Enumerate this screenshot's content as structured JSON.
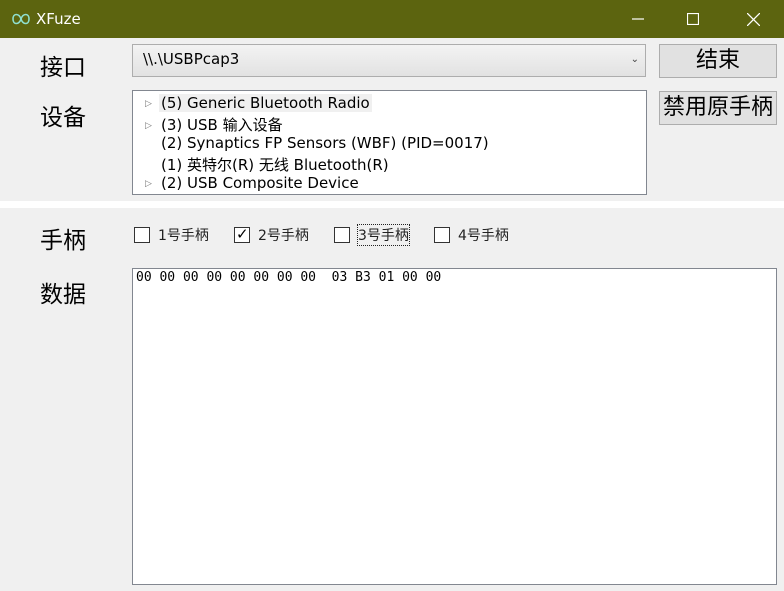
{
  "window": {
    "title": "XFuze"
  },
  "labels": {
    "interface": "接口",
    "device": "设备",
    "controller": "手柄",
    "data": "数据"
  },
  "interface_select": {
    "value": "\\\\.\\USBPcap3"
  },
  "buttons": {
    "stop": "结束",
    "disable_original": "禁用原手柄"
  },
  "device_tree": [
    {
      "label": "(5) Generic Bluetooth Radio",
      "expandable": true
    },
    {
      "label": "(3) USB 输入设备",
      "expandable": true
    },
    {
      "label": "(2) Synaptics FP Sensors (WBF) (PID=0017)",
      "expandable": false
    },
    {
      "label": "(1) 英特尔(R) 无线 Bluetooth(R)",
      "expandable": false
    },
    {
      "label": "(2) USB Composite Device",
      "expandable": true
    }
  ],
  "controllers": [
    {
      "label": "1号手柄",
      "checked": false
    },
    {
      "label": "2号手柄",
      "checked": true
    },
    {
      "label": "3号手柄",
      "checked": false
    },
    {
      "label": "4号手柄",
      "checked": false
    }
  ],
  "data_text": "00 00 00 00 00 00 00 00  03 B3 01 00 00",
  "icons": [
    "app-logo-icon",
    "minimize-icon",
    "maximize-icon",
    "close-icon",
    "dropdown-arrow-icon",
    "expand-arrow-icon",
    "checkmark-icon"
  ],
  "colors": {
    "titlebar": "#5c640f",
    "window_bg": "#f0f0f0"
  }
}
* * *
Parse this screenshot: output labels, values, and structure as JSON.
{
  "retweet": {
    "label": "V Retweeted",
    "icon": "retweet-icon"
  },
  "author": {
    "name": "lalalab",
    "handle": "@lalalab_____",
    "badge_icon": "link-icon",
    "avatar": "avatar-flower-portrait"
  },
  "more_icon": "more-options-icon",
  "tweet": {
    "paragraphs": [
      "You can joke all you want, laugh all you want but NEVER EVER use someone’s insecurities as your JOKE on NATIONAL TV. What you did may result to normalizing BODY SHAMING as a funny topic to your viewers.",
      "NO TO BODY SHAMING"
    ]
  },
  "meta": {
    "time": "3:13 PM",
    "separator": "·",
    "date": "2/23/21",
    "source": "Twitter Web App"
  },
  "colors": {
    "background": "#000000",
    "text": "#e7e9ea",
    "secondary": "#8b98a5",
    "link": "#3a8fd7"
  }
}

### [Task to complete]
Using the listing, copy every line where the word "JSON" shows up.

### [Task output]
Enumerate this screenshot's content as structured JSON.
Parse this screenshot: output labels, values, and structure as JSON.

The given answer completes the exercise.